Waterhouse chronicled the pair’s flight and struggle for survival on the fuselageof his downed aircraft. (Aviation History Collection/Alamy)
Waterhouse chronicled the pair’s flight and struggle for survival on the fuselageof his downed aircraft. (Aviation History Collection/Alamy)

According to the investigation that followed, the aviators were found in a weakened and emaciated state by two fishermen, Calixto Ruiz and Santiago Fuerte, on or around September 6 and taken the 20 miles to Bahía de los Ángeles. There, within days, Ruiz and Fuerte murdered the airmen for the little money in their pockets and crudely buried them. Claiming self-defense—allegedly during a fight—in their Mexican court trial, the perpetrators eventually served only five years for their crimes.

Connolly’s and Waterhouse’s parents met Aaron Ward when it docked in San Diego on the afternoon of October 26. Both men were accorded full military honors as their caskets were carried onto the pier.

Second Lieutenant Cecil Connolly, age 21, is buried at the Fort Rosecrans National Cemetery in San Diego.
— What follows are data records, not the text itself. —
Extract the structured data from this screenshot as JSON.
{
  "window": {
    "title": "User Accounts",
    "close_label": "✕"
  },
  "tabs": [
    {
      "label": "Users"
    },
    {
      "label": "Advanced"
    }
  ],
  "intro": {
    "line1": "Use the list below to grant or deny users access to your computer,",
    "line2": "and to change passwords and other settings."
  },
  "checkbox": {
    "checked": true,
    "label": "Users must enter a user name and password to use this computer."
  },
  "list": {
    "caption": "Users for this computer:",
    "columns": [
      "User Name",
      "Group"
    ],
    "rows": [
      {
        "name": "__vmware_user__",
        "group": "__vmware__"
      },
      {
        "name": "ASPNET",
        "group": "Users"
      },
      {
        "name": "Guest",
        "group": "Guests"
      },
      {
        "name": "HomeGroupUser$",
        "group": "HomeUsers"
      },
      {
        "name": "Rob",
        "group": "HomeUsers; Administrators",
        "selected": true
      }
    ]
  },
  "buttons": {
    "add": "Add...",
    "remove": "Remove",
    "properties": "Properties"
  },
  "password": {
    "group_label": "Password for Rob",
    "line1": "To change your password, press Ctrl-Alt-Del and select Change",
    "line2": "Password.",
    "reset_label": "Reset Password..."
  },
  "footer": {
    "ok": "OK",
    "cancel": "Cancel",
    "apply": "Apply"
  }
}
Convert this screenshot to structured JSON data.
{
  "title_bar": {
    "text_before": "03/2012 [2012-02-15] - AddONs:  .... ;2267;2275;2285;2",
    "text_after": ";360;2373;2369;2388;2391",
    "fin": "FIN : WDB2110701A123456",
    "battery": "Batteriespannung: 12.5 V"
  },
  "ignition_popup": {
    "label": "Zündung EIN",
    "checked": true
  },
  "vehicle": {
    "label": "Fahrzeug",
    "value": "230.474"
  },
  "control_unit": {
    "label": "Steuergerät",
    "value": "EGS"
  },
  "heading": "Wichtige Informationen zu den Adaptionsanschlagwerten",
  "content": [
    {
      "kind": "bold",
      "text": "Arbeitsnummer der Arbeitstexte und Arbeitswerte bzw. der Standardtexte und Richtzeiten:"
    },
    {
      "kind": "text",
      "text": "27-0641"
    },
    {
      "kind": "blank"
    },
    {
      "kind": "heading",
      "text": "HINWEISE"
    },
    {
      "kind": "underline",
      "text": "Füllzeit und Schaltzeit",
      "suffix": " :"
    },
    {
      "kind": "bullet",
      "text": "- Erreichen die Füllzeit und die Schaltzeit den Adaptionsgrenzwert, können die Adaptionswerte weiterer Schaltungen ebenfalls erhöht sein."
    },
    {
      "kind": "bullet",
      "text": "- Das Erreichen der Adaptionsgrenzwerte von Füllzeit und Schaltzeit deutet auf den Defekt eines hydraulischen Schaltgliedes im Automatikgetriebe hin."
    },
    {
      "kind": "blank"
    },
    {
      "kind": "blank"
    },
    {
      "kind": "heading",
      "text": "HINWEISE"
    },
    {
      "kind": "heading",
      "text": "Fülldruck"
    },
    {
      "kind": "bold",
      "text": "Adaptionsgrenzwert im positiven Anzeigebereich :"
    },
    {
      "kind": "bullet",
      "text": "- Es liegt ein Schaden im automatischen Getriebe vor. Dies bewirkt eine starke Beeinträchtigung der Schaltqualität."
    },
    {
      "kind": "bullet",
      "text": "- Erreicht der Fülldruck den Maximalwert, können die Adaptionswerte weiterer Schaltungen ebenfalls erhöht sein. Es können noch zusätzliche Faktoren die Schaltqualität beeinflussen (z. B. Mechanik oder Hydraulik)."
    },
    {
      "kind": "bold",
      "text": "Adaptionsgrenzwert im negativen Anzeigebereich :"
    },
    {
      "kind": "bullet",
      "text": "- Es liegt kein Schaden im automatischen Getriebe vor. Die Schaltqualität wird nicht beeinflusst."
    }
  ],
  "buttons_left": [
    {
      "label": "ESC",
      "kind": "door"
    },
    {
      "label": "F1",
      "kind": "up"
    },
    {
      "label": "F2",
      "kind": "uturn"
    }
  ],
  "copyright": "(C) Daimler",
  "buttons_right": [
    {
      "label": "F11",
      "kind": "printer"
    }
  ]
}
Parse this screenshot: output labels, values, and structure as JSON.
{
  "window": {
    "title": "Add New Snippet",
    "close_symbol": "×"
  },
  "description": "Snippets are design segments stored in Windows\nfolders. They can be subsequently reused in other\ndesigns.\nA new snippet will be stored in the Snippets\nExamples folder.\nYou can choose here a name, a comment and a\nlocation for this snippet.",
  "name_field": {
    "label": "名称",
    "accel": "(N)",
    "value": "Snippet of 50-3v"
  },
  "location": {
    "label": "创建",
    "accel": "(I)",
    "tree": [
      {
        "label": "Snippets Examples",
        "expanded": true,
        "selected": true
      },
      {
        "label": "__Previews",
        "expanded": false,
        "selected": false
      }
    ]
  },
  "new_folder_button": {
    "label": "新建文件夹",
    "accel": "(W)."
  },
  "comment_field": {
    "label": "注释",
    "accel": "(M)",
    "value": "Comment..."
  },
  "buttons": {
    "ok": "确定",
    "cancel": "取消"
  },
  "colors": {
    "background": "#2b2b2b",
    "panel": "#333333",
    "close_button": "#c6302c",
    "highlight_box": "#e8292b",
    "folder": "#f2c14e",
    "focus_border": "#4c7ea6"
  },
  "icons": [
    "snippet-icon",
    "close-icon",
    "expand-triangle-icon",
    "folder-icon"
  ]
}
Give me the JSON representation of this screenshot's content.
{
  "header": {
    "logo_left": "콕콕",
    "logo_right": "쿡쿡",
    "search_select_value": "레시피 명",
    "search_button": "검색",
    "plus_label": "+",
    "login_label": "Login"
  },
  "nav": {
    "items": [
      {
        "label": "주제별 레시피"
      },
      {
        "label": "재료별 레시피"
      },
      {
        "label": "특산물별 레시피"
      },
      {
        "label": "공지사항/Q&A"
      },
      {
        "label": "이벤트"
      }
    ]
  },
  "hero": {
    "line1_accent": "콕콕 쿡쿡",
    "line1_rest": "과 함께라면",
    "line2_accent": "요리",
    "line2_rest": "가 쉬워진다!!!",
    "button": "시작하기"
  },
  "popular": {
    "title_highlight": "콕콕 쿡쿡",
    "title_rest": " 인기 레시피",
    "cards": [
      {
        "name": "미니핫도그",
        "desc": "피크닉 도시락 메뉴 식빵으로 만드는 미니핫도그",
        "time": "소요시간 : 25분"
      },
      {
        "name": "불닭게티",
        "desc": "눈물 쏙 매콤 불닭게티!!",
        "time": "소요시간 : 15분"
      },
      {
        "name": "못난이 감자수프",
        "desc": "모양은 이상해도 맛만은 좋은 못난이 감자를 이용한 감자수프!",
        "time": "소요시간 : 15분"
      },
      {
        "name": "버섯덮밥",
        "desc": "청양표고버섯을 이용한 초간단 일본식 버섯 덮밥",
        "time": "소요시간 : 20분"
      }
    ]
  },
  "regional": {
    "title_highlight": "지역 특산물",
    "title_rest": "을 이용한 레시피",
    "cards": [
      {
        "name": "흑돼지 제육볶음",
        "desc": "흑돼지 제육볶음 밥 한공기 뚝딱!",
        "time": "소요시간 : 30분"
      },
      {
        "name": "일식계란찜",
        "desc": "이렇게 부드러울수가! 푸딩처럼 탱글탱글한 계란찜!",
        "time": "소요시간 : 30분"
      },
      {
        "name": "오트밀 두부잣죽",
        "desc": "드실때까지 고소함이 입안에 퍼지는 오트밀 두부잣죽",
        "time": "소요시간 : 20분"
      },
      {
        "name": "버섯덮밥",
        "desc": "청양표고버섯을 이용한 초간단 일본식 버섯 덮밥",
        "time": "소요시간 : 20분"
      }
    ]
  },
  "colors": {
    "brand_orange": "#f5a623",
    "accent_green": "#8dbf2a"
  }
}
Second Lieutenant Frederick Waterhouse, age 22, is buried in his hometown of Weiser at Hillcrest Cemetery.

In light of the career of their commander, Hap Arnold, there’s no telling to what heights these two young airmen might have risen had a cruel fate not intervened.   

 

U.S. Air Force veteran Craig Thorson writes from Fort Worth, Texas. He is a Boeing 777 captain with 45 years’ aviation experience and loves researching little-known aviation history. Recommended for further reading: The History of Rockwell Field to 1924, by H.H. “Hap” Arnold.

This feature originally appeared in the March 2019 issue of Aviation History. Subscribe here!

Leave a Reply

Your email address will not be published. Required fields are marked *

, , , ,



Sponsored Content: